• _About this task_: Please return every line of the records below that holds the word "name".

• _Items listed in a dataset_:

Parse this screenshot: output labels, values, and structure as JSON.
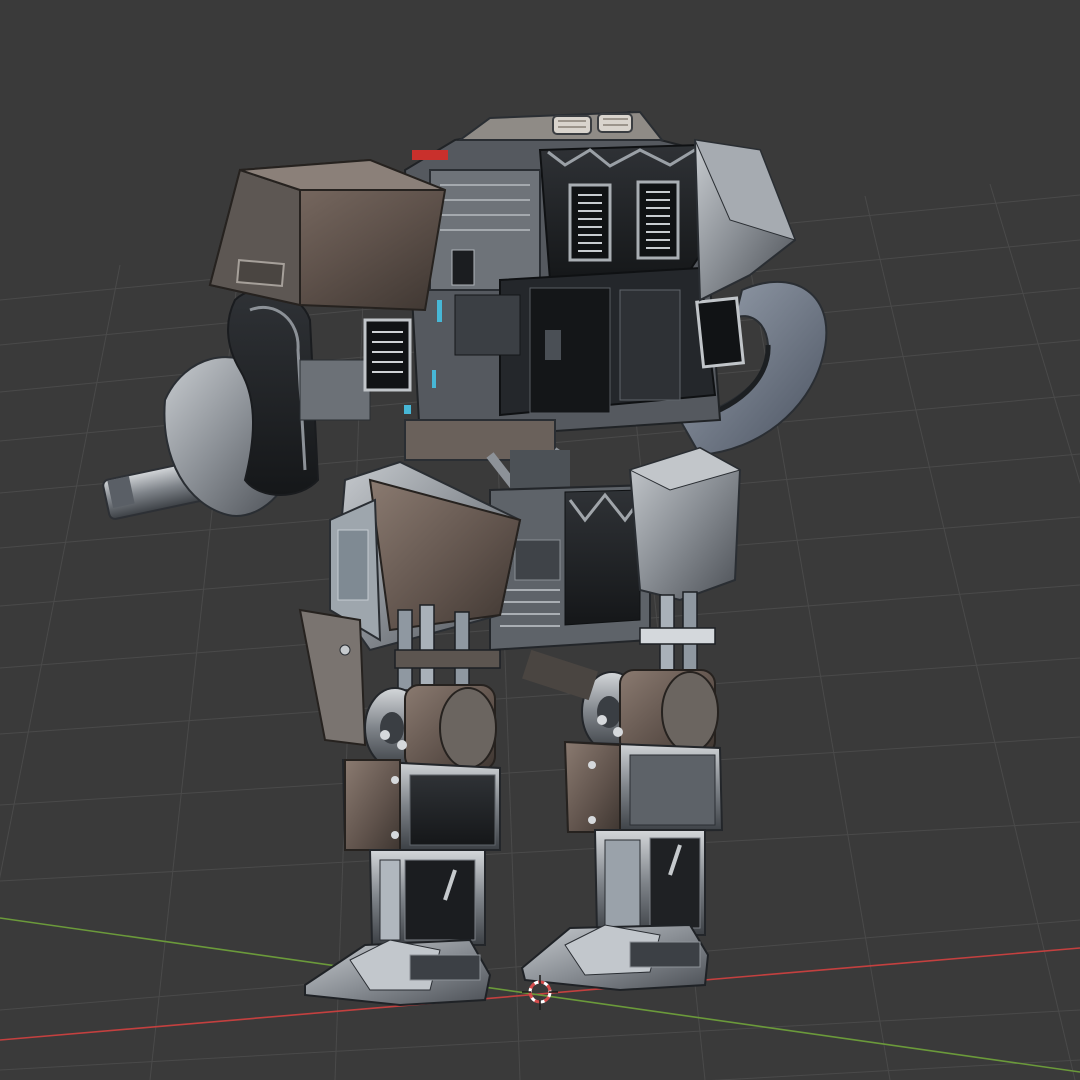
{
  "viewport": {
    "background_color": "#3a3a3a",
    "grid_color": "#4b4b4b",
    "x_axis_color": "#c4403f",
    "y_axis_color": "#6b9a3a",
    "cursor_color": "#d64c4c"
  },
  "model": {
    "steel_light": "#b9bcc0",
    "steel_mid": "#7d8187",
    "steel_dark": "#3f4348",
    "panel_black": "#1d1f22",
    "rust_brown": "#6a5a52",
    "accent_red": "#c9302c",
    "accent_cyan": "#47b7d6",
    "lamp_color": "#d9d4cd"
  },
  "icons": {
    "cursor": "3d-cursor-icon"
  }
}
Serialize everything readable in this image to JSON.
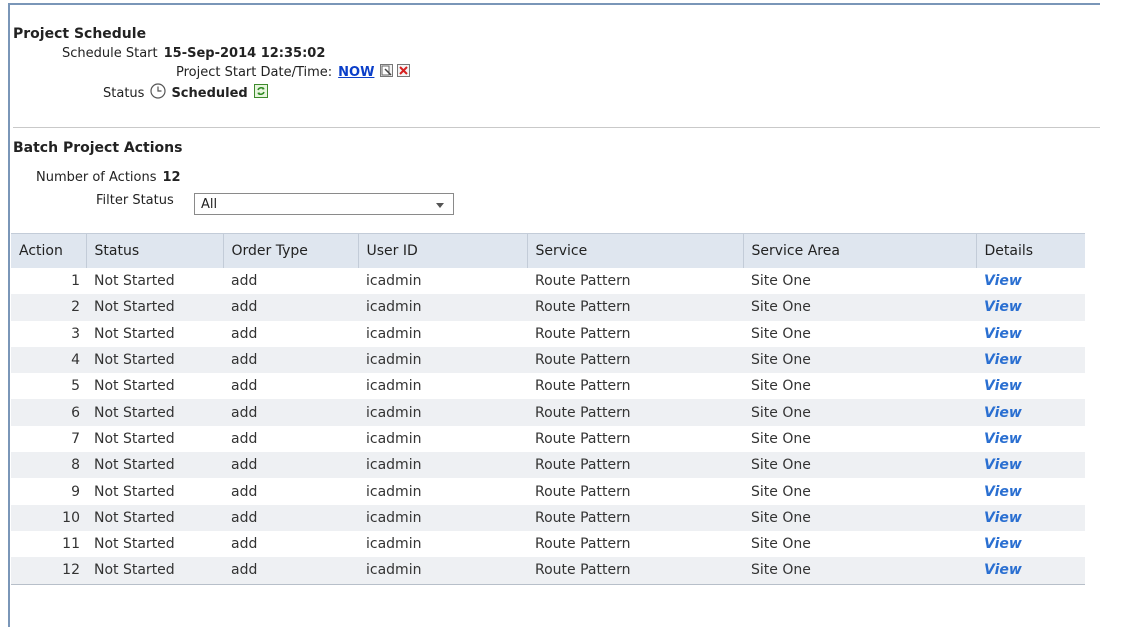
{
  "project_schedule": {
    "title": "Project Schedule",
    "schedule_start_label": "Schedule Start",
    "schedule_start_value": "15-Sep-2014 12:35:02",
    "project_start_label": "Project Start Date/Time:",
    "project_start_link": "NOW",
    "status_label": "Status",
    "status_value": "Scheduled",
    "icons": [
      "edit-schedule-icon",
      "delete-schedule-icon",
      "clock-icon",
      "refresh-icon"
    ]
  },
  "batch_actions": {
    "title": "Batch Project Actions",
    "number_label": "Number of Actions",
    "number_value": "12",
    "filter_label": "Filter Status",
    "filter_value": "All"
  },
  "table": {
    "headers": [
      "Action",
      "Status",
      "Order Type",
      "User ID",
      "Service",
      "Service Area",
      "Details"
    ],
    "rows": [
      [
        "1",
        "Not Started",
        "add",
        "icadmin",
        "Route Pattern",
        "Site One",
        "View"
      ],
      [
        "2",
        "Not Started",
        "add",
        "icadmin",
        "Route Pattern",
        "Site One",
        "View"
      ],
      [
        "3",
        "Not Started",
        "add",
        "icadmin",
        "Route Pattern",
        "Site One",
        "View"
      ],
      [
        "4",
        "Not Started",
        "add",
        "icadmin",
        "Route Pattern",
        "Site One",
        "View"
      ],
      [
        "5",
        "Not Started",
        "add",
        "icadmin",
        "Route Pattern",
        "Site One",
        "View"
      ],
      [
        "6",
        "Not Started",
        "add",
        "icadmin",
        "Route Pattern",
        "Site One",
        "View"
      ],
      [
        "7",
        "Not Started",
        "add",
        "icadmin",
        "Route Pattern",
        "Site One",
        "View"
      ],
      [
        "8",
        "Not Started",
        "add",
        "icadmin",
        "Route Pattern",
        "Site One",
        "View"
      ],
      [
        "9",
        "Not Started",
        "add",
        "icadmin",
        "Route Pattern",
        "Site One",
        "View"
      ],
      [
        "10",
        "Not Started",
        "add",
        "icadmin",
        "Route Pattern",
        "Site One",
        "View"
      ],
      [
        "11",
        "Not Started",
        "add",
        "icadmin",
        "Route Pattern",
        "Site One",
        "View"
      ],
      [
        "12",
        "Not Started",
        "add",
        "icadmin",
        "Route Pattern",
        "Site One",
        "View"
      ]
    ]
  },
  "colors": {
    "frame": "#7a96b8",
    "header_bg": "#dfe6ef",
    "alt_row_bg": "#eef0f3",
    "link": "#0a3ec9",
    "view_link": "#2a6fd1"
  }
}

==

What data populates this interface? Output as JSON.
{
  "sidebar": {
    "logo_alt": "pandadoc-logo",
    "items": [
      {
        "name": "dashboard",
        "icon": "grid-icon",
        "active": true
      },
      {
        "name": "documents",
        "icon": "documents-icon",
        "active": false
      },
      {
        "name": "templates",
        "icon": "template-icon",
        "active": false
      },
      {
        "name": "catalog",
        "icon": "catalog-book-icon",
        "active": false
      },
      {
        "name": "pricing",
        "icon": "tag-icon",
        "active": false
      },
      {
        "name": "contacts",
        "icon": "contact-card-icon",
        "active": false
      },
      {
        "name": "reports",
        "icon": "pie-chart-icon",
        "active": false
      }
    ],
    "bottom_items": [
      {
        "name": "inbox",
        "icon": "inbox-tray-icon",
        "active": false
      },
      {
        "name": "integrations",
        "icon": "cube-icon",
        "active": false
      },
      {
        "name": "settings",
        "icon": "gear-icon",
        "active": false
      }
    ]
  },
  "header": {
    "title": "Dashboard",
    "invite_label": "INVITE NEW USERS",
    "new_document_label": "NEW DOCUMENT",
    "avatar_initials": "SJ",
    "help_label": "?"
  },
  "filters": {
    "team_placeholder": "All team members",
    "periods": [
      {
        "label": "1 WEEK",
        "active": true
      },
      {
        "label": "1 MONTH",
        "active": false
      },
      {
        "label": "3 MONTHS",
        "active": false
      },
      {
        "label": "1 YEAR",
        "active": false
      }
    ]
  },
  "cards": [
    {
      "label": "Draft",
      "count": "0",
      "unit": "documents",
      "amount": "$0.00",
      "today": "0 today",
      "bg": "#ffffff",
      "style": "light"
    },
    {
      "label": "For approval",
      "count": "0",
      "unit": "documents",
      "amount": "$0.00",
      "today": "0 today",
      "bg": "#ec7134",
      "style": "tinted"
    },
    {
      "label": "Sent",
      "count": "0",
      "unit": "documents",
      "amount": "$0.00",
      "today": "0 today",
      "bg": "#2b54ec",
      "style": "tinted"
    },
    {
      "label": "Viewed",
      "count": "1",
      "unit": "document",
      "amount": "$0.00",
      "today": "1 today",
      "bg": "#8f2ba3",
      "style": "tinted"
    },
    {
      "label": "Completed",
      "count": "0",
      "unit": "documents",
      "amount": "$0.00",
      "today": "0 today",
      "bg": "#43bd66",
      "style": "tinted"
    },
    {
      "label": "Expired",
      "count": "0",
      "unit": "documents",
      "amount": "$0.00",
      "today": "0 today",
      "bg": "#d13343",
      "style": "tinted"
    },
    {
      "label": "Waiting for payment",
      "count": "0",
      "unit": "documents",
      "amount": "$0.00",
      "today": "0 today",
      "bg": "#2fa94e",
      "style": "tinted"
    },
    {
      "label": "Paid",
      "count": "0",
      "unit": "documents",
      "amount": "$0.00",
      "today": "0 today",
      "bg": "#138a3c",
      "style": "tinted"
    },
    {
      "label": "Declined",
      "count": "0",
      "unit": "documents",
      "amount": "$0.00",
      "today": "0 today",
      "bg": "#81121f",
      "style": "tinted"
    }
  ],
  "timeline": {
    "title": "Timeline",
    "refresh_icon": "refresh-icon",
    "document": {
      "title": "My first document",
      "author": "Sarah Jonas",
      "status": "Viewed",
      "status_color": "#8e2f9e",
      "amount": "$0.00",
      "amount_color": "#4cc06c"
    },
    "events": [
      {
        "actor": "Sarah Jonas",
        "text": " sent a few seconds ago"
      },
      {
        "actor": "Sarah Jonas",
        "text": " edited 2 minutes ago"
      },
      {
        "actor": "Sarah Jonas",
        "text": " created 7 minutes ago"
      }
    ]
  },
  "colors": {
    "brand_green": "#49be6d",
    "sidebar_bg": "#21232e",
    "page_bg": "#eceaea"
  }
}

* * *

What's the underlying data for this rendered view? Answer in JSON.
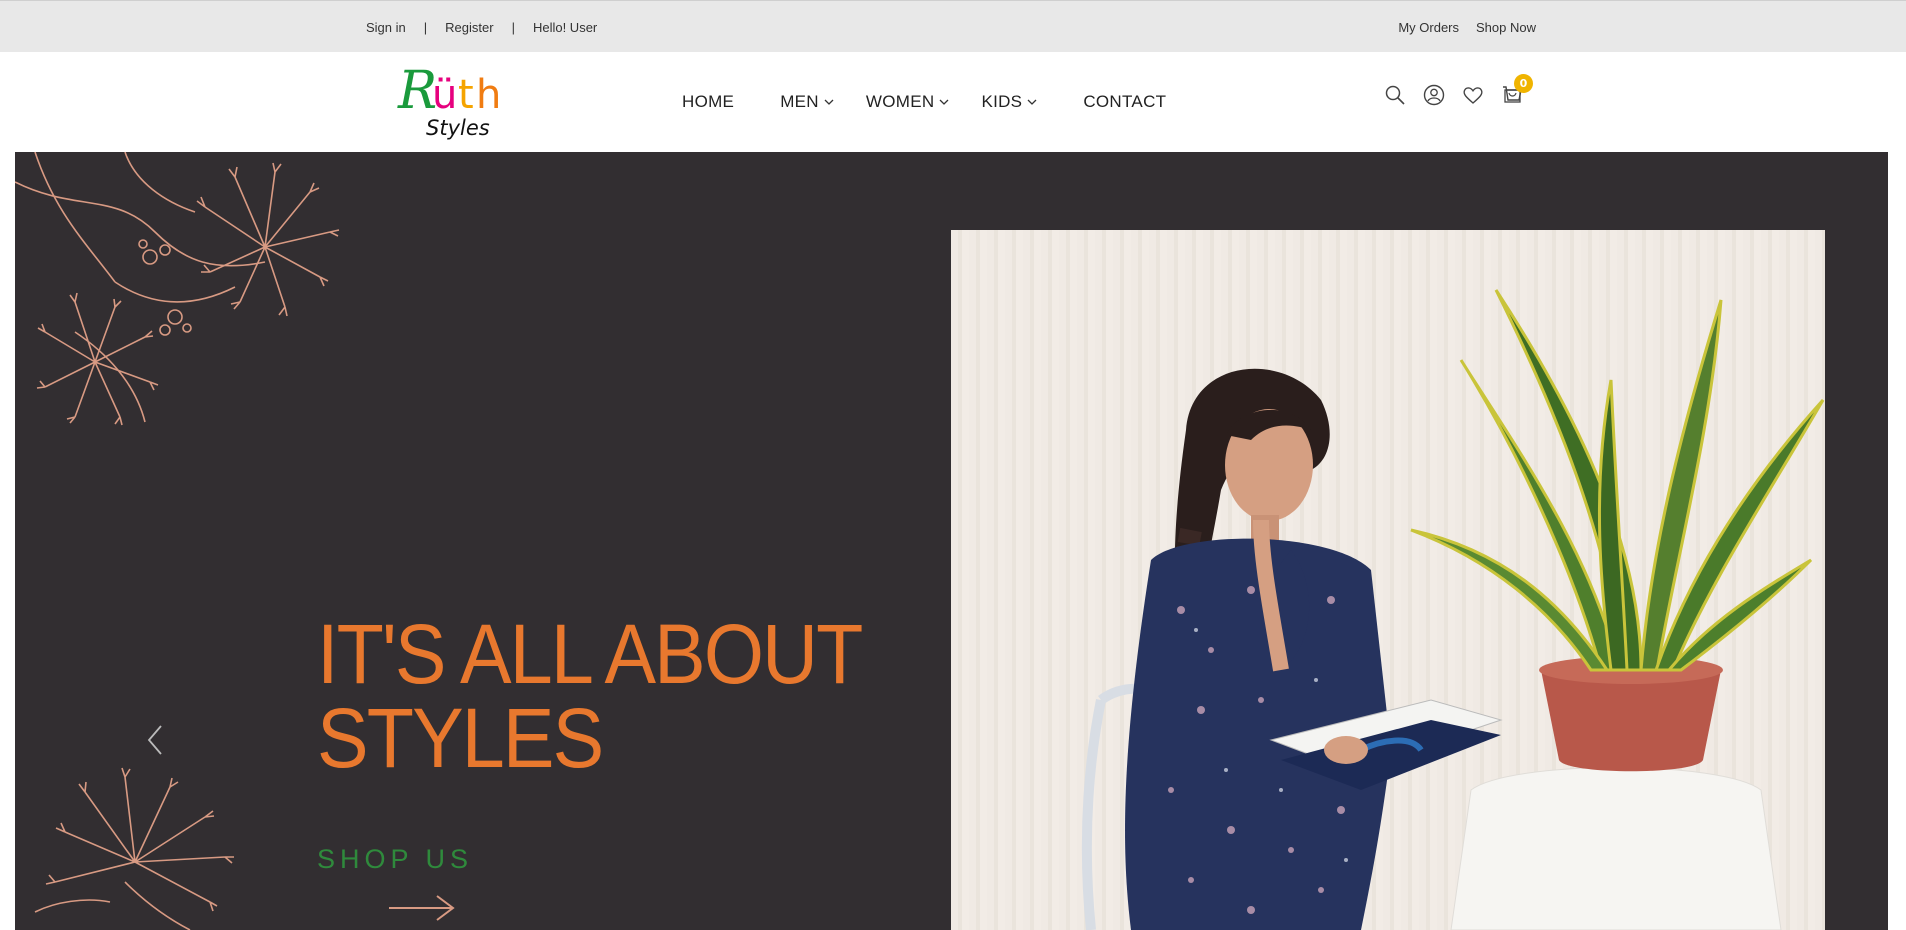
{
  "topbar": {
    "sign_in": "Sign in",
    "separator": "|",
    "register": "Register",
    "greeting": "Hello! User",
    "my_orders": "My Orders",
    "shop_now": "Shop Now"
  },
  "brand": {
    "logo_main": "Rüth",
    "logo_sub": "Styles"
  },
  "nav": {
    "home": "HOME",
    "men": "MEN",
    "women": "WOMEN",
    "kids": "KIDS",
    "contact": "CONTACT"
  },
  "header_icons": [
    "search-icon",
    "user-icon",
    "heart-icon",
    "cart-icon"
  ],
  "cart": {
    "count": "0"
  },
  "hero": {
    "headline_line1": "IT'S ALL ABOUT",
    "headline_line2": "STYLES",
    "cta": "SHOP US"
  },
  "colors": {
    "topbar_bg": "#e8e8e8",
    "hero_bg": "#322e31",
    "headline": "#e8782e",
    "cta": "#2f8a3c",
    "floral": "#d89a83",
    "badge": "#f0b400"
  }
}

• _Solution for this task_:
        "name": "dashboard",
        "name": "documents",
        "name": "templates",
        "name": "catalog",
        "name": "pricing",
        "name": "contacts",
        "name": "reports",
        "name": "inbox",
        "name": "integrations",
        "name": "settings",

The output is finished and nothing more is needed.